*Data provided*

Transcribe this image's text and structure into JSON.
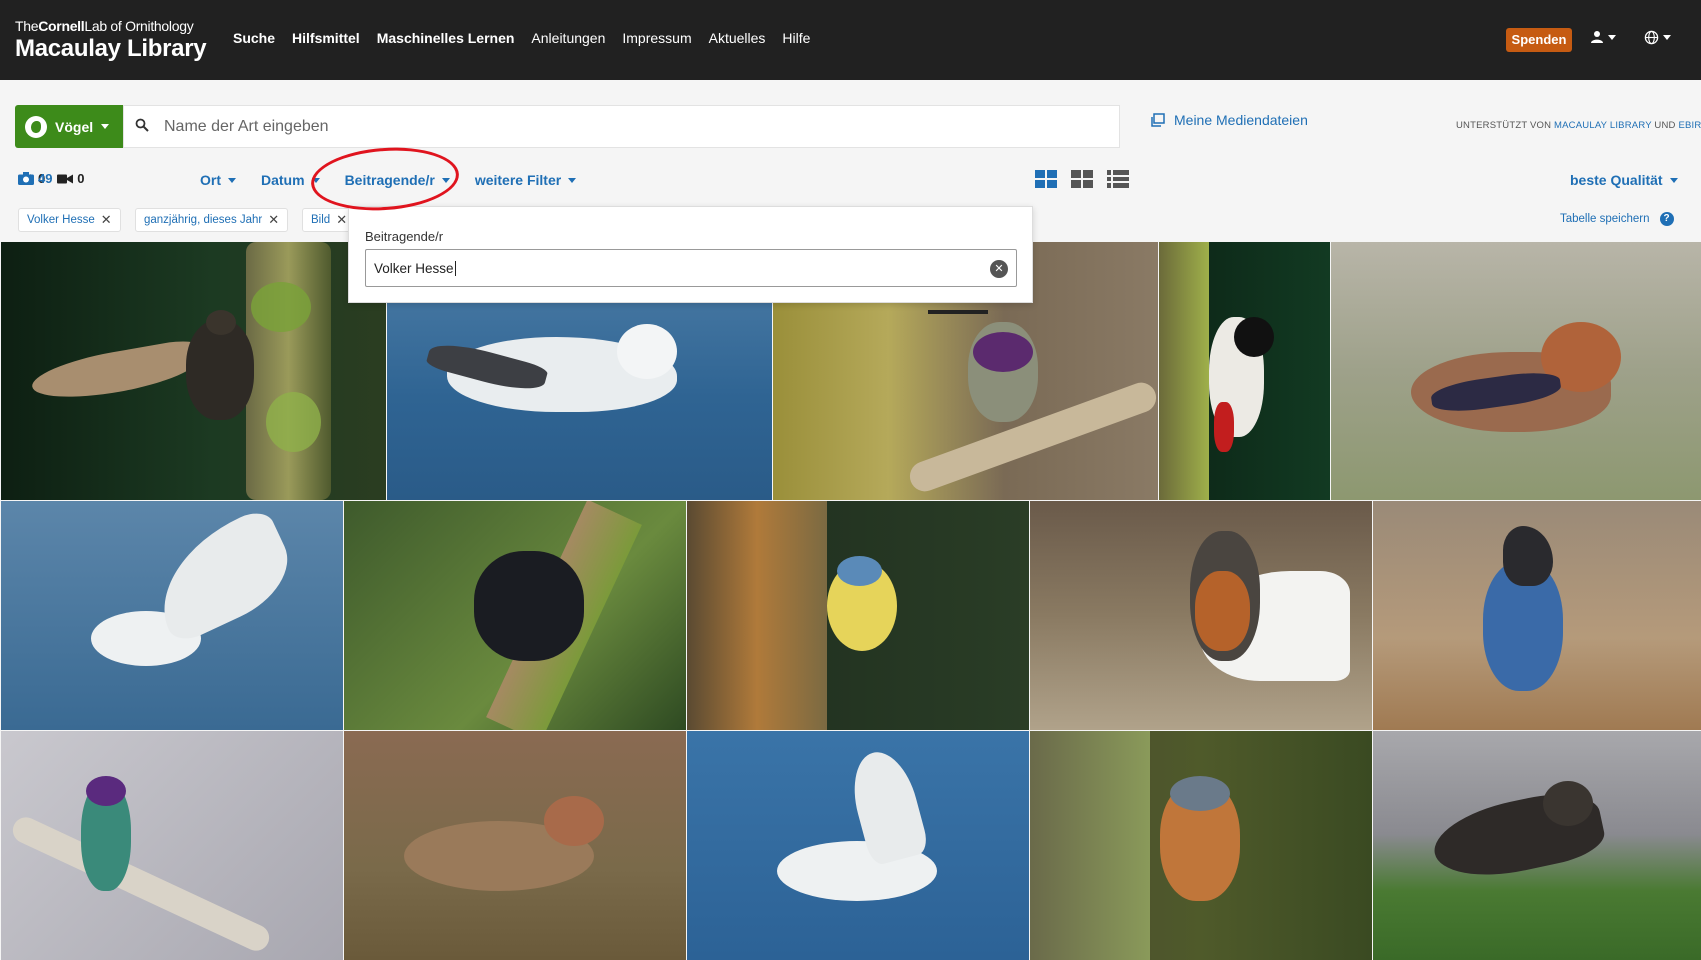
{
  "header": {
    "logo_line1_a": "The",
    "logo_line1_b": "Cornell",
    "logo_line1_c": "Lab",
    "logo_line1_d": " of Ornithology",
    "logo_main": "Macaulay Library",
    "nav": [
      {
        "label": "Suche",
        "bold": true
      },
      {
        "label": "Hilfsmittel",
        "bold": true
      },
      {
        "label": "Maschinelles Lernen",
        "bold": true
      },
      {
        "label": "Anleitungen",
        "bold": false
      },
      {
        "label": "Impressum",
        "bold": false
      },
      {
        "label": "Aktuelles",
        "bold": false
      },
      {
        "label": "Hilfe",
        "bold": false
      }
    ],
    "donate_label": "Spenden",
    "donate_color": "#c65b12",
    "user_icon": "user-icon",
    "language_icon": "globe-icon"
  },
  "search": {
    "taxon_label": "Vögel",
    "taxon_color": "#3d8b1a",
    "placeholder": "Name der Art eingeben",
    "value": "",
    "my_media_label": "Meine Mediendateien",
    "powered_prefix": "UNTERSTÜTZT VON ",
    "powered_link1": "MACAULAY LIBRARY",
    "powered_and": " UND ",
    "powered_link2": "EBIRD"
  },
  "counts": {
    "photos": "49",
    "audio": "0",
    "video": "0"
  },
  "filters": {
    "items": [
      "Ort",
      "Datum",
      "Beitragende/r",
      "weitere Filter"
    ],
    "sort_label": "beste Qualität"
  },
  "chips": [
    "Volker Hesse",
    "ganzjährig, dieses Jahr",
    "Bild"
  ],
  "save_table_label": "Tabelle speichern",
  "dropdown": {
    "label": "Beitragende/r",
    "value": "Volker Hesse"
  },
  "accent_color": "#1f6fb5",
  "annotation_color": "#e0141e"
}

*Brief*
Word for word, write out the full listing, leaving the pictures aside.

*Written answer*
Transcribe this image's text and structure into JSON.
{
  "header": {
    "logo_line1_a": "The",
    "logo_line1_b": "Cornell",
    "logo_line1_c": "Lab",
    "logo_line1_d": " of Ornithology",
    "logo_main": "Macaulay Library",
    "nav": [
      {
        "label": "Suche",
        "bold": true
      },
      {
        "label": "Hilfsmittel",
        "bold": true
      },
      {
        "label": "Maschinelles Lernen",
        "bold": true
      },
      {
        "label": "Anleitungen",
        "bold": false
      },
      {
        "label": "Impressum",
        "bold": false
      },
      {
        "label": "Aktuelles",
        "bold": false
      },
      {
        "label": "Hilfe",
        "bold": false
      }
    ],
    "donate_label": "Spenden",
    "donate_color": "#c65b12",
    "user_icon": "user-icon",
    "language_icon": "globe-icon"
  },
  "search": {
    "taxon_label": "Vögel",
    "taxon_color": "#3d8b1a",
    "placeholder": "Name der Art eingeben",
    "value": "",
    "my_media_label": "Meine Mediendateien",
    "powered_prefix": "UNTERSTÜTZT VON ",
    "powered_link1": "MACAULAY LIBRARY",
    "powered_and": " UND ",
    "powered_link2": "EBIRD"
  },
  "counts": {
    "photos": "49",
    "audio": "0",
    "video": "0"
  },
  "filters": {
    "items": [
      "Ort",
      "Datum",
      "Beitragende/r",
      "weitere Filter"
    ],
    "sort_label": "beste Qualität"
  },
  "chips": [
    "Volker Hesse",
    "ganzjährig, dieses Jahr",
    "Bild"
  ],
  "save_table_label": "Tabelle speichern",
  "dropdown": {
    "label": "Beitragende/r",
    "value": "Volker Hesse"
  },
  "accent_color": "#1f6fb5",
  "annotation_color": "#e0141e"
}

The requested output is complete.